Free The Points Of Differences Are As Follows: Case Study Sample
House, Hearth and Home is a large furniture and hardware centre. The owner and general manager of the company is Mark Coglin. Wesley Simpson is the manager of the furniture house. Over the years, customer service and giving importance to the customers have become one of the important considerations as there are too many competitors around. In order to keep their position intact in the market, they provided an excellent shopping experience to the customers. Although there are powerful competitors all around, but their shopping experience was so intimate that it helped them gain a different and unique position in the market. Outstanding customer service and competitive prices helped them hold their place in the market. The business made a sale of $20 million annually. This fact proved that the business of House, Hearth and Home is competitive. In order to maintain this competitive position, keeping commitments to the customers was one of the important things that the business should do. Sometimes, when deliverables are not delivered at the right time to the supplier then the image of the business is hampered. Mark Coglin used to get calls from one such supplier who complained about things not reaching him at the right time. If things were not delivered at the right time, his people had to sit and wait for the things to come and then the job could be finished. It was a loss of resource, money and energy (Grönroos, 2007).
Dan Body and Wesley Simpson had different approaches with employees who performances were not at par. Wesley Simpson was a yard manager for a long time and ran the yard quite well, however he was not as involved as Boyd was with the employees. He had good managerial skills but he preferred to stay away from the employees and be his own self. Boyd made everybody understood about the significance of work and keeping up to the commitments of the customers. He made them understand that customer service and satisfaction is the most important factor and living up to their commitment can never be compromised with. The old approach of Simpson was ‘stuff happens’ while Boyd made everybody realize every action leads to a reaction. Any delayed or messed up order went against the reputation of the organization and the customers also had a negative feeling about the company. So Boyd made the employees realize that each and every order was the most important order of the day. Each and every order needed to be treated as the first order of the day and given the equal importance. Now under Boyd’s leadership, they paid attention to minute details related to their work.

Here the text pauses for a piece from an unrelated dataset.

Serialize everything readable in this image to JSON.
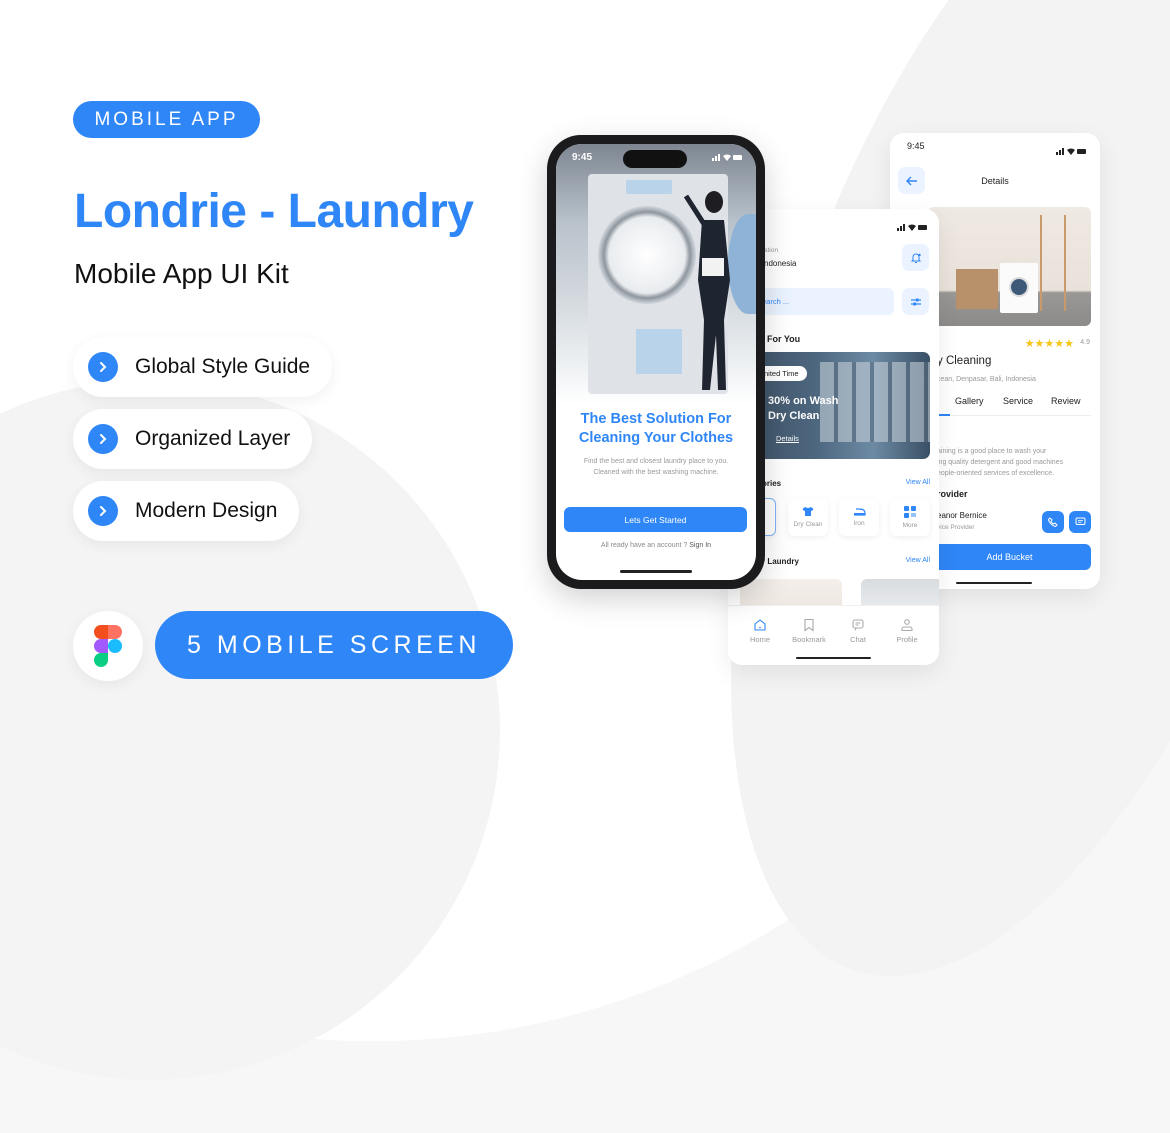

Under Simpson, the underperformers were never confronted and never asked to justify themselves for not following some instructions or not doing their work properly. If an order was messed up by any employee, Simpson never got into any kind of confrontation. He simply sent another employee and got the work done. So under Simpson, the underperformers were given a chance to live in recluse however Boyd’s approach was to confront with the employee who failed to follow the instructions. If the employee could justify his position, he would change the procedure of the work so that the changed procedure met the requirement of the employee otherwise if the employee wasn’t able to justify himself he was warned to work with the rest of the team (Norton, 1995). Confronting with employees is never an easy task to do. He had terminated two employees from the yard who could not follow the instructions and work accordingly.
Boyd’s new approach is more effective. The new approach helped employees understand that everybody is equally important to the company and company’s growth leads to the growth of the employees.
There is certainly a difference between being a manager and being a leader because a manager is a person who plans and coordinates to get the work done while a leader inspires, influences and motivates employees to get the work done.
Simpson was a good manager but Boyd became a leader in a short span of time. Mark Coglin understood that the yard needed a leader like Boyd. Boyd’s leadership qualities helped the yard grow and made it a favourite place for the customers. In order to stay competitive, the yard always desired for a leader like Boyd. Boyd made employees realize the importance of what they do. He understood that the Simpson’s capabilities were not enough to manage the employees and get the work done on a timely basis in such a competitive environment. Coglin could understand Boyd became the leader while Simpson still continued to be the manager. According to me, if Simpson was asked to leave the company, then Coglin would lose a long term loyal employee who had worked for the company in times of need and had really cared for the company. Simpson would also be deeply hurt if Coglin took such a harsh decision. Coglin would also be hurt if he had to terminate such a long term loyal employee. The other employees who had worked with Simpson would certainly be hurt and might protest against such harsh decision of the management. On the other hand, Boyd who had become the leader of the company can replace Simpson and the company should compensate him accordingly. Coglin should make the employees understand that Boyd is an asset for the company and he is the right person to take over. He should make the employees realize that he is not doing any favouritism to a friend. Boyd should be given his deserved title and pay. I would advise Coglin to get Simpson trained by Boyd.
In the end I would recommend, that Boyd should train all the employees including Simpson on the leadership qualities that he possesses. If the yard needs to stay competitive, it has to choose the right person who can take care of his responsibilities and help stay the firm competitive in the market.
Grönroos, C. (2007). Service management and marketing: customer management in service competition. John Wiley & Sons.
Kaplan, R. S., & Norton, D. P. (1995). Putting the balanced scorecard to work.Performance measurement, management, and appraisal sourcebook, 66.